The Spanish PM made the same remarks last year, urging the EU to increase the fund to help Morocco in its mission to fight irregular migration.
Director of immigration and border surveillance at the Moroccan Ministry of the Interior, Khalid Zerouali, discussed Morocco’s immigration policy and the common challenges in a recent interview.
One of the key points the politician addressed was the funds Morocco has received from the EU to tackle migration.
For Morocco, the EU €140 fund does not meet the costs associated with Morocco’s ongoing efforts to address the complex issue.
The statement echoes similar remarks from the Spanish Prime Minister, Pedro Sanchez, who urged the EU to increase the grant.
Spain has been an active voice for Morocco at the EU on the migration issue.
Morocco “must be endowed with sufficient resources to deal with illegal immigration,” said the prime minister in November of last year.
Last year, Morocco’s security services were able to dismantle 208 human trafficking networks.
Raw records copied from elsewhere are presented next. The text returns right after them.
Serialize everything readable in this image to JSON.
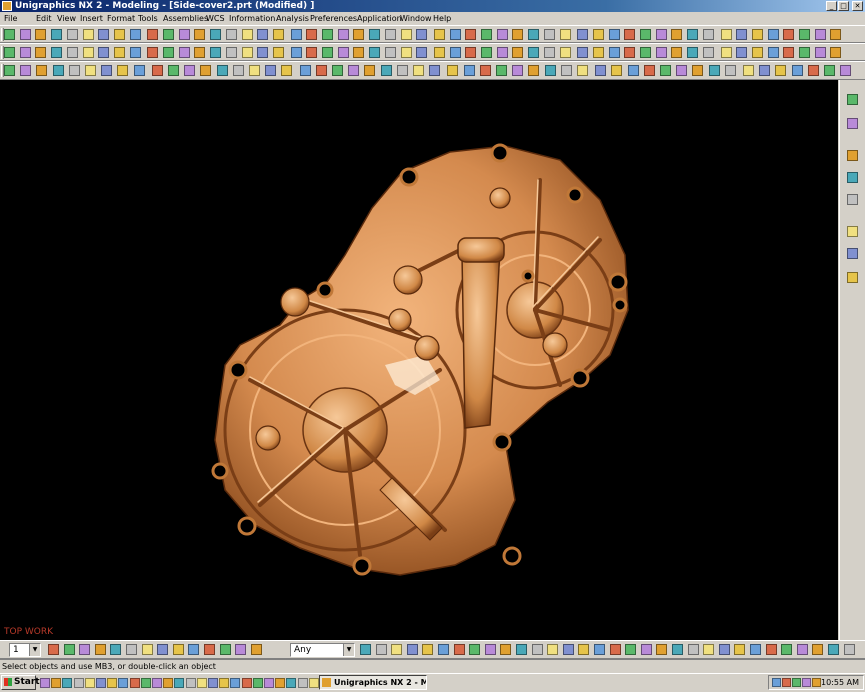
{
  "window": {
    "title": "Unigraphics NX 2 - Modeling - [Side-cover2.prt (Modified) ]",
    "minimize_glyph": "_",
    "maximize_glyph": "□",
    "close_glyph": "✕"
  },
  "menu": {
    "items": [
      "File",
      "Edit",
      "View",
      "Insert",
      "Format",
      "Tools",
      "Assemblies",
      "WCS",
      "Information",
      "Analysis",
      "Preferences",
      "Application",
      "Window",
      "Help"
    ]
  },
  "toolbars": {
    "row1_icons": [
      "new-icon",
      "open-icon",
      "save-icon",
      "cut-icon",
      "undo-icon",
      "pen-icon",
      "brush-icon",
      "info-icon",
      "fit-icon",
      "zoom-icon",
      "rotate-icon",
      "pan-icon",
      "refresh-icon",
      "perspective-icon",
      "layer-icon",
      "shade-icon",
      "wireframe-icon",
      "color-icon",
      "hide-icon",
      "measure-icon",
      "sketch-icon",
      "line-icon",
      "arc-icon",
      "point-icon",
      "curve-icon",
      "plane-icon",
      "datum-icon",
      "extrude-icon",
      "revolve-icon",
      "sweep-icon",
      "hole-icon",
      "boss-icon",
      "pocket-icon",
      "pad-icon",
      "slot-icon",
      "groove-icon",
      "blend-icon",
      "chamfer-icon",
      "shell-icon",
      "draft-icon",
      "trim-icon",
      "split-icon",
      "mirror-icon",
      "pattern-icon",
      "unite-icon",
      "subtract-icon",
      "intersect-icon",
      "offset-icon",
      "scale-icon",
      "sew-icon",
      "patch-icon",
      "analysis-icon",
      "section-icon"
    ],
    "row2_icons": [
      "point-icon",
      "plus-icon",
      "spline-icon",
      "conic-icon",
      "helix-icon",
      "offset-curve-icon",
      "bridge-icon",
      "project-icon",
      "intersect-curve-icon",
      "isoparm-icon",
      "wrap-icon",
      "extract-icon",
      "combine-icon",
      "join-icon",
      "simplify-icon",
      "divide-icon",
      "trim-curve-icon",
      "fillet-curve-icon",
      "stretch-icon",
      "length-icon",
      "edit-curve-icon",
      "sheet-icon",
      "ruled-icon",
      "mesh-icon",
      "through-icon",
      "swept-icon",
      "section-surf-icon",
      "bounded-icon",
      "fillet-surf-icon",
      "extension-icon",
      "offset-surf-icon",
      "quilt-icon",
      "global-icon",
      "enlarge-icon",
      "transform-icon",
      "move-icon",
      "copy-icon",
      "delete-icon",
      "blank-icon",
      "unblank-icon",
      "class-icon",
      "filter-icon",
      "attribute-icon",
      "expression-icon",
      "part-nav-icon",
      "assembly-icon",
      "reference-icon",
      "component-icon",
      "constraint-icon",
      "explode-icon",
      "sequence-icon",
      "clearance-icon",
      "weight-icon"
    ],
    "row3_icons": [
      "face-icon",
      "body-icon",
      "edge-icon",
      "feature-icon",
      "sketch-filter-icon",
      "curve-filter-icon",
      "surface-icon",
      "solid-icon",
      "datum-plane-icon",
      "datum-axis-icon",
      "csys-icon",
      "view-icon",
      "layer-icon",
      "group-icon",
      "snap-icon",
      "endpoint-icon",
      "midpoint-icon",
      "center-icon",
      "quadrant-icon",
      "existing-icon",
      "on-curve-icon",
      "on-face-icon",
      "intersection-icon",
      "point-constructor-icon",
      "vector-icon",
      "plane-constructor-icon",
      "csys-constructor-icon",
      "class-select-icon",
      "deselect-icon",
      "select-all-icon",
      "isometric-icon",
      "top-icon",
      "front-icon",
      "right-icon",
      "left-icon",
      "back-icon",
      "bottom-icon",
      "trimetric-icon",
      "fit-all-icon",
      "zoom-box-icon",
      "shaded-icon",
      "studio-icon",
      "light-icon",
      "camera-icon",
      "render-icon",
      "texture-icon",
      "material-icon",
      "bulb-icon",
      "monitor-icon",
      "photo-icon",
      "movie-icon",
      "help-icon"
    ],
    "right_icons": [
      "part-navigator-icon",
      "assembly-navigator-icon",
      "resource-icon",
      "history-icon",
      "web-icon",
      "roles-icon",
      "help-icon",
      "palette-icon",
      "system-icon",
      "reuse-icon"
    ],
    "bottom_icons": [
      "select-icon",
      "filter-icon",
      "quick-pick-icon",
      "face-select-icon",
      "body-select-icon",
      "edge-select-icon",
      "snap-point-icon",
      "snap-end-icon",
      "snap-mid-icon",
      "snap-center-icon",
      "snap-control-icon",
      "snap-intersect-icon",
      "snap-arc-icon",
      "snap-quadrant-icon",
      "snap-existing-icon",
      "snap-on-curve-icon",
      "snap-on-face-icon",
      "snap-bounded-icon",
      "view-triad-icon",
      "feature-icon",
      "sketch-icon",
      "curve-icon",
      "datum-icon",
      "solid-icon",
      "sheet-icon",
      "facet-icon",
      "csys-icon",
      "measure-icon",
      "distance-icon",
      "angle-icon",
      "radius-icon",
      "volume-icon",
      "mass-icon",
      "section-icon",
      "clearance-icon",
      "interference-icon",
      "deviation-icon",
      "draft-icon",
      "curvature-icon",
      "reflection-icon",
      "slope-icon",
      "zebra-icon",
      "hilite-icon",
      "undo-icon",
      "redo-icon",
      "refresh-icon"
    ]
  },
  "selection": {
    "layer_value": "1",
    "filter_value": "Any"
  },
  "viewport": {
    "background": "#000000",
    "part_color": "#d48a4e",
    "part_highlight": "#f2b47c",
    "part_shadow": "#7a3e16",
    "view_label": "TOP WORK",
    "view_label_color": "#b83a2a"
  },
  "status": {
    "prompt": "Select objects and use MB3, or double-click an object"
  },
  "taskbar": {
    "start_label": "Start",
    "task_label": "Unigraphics NX 2 - Mo...",
    "clock": "10:55 AM",
    "quick_launch_icons": [
      "explorer-icon",
      "ie-icon",
      "outlook-icon",
      "folder-icon",
      "word-icon",
      "excel-icon",
      "media-icon",
      "paint-icon",
      "calc-icon",
      "notepad-icon",
      "acrobat-icon",
      "winzip-icon",
      "cad-icon",
      "mail-icon",
      "disk-icon",
      "network-icon",
      "printer-icon",
      "search-icon",
      "run-icon",
      "settings-icon",
      "music-icon",
      "photo-icon",
      "chat-icon",
      "help-icon",
      "desktop-icon"
    ],
    "tray_icons": [
      "network-tray-icon",
      "antivirus-tray-icon",
      "volume-tray-icon",
      "printer-tray-icon",
      "shield-tray-icon"
    ]
  }
}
The North African country also aborted 73,973 irregular migration attempts as part of its efforts to combat the global crisis.
“In 2018, there was this pressure and we started today a cooperation with our partner, the European Union, that we consider very positive,” Zerouali said in his interview with AFP.
The official recalled the grants Morocco has received from the EU, including the € 140 million fund in 2019.
Zerouali argued that the funds are a good start, but warned that the North African country spends more than it receives.
He emphasized that the EU vowed to continue to support and ensure a mutual benefit partnership with Morocco.
Commenting on Morocco’s approach to tackling irregular migration, the official said that Morocco considers irregular migrants the victims of trafficking networks.
“Our security action is not against migrants because we believe they are victims,” argued.
The actions are mainly targeting networks that trafficking migrants. He described them as networks that exploit the “vulnerability of these migrants.”
“They exploit them and always ask for money from their families,” he said.
The official emphasized that Morocco has reinforced its system to combat trafficking networks following several years of pressure.
“Our evaluation is very positive since we were able to reduce arrivals on the Spanish coast by approximately 60%,” he said.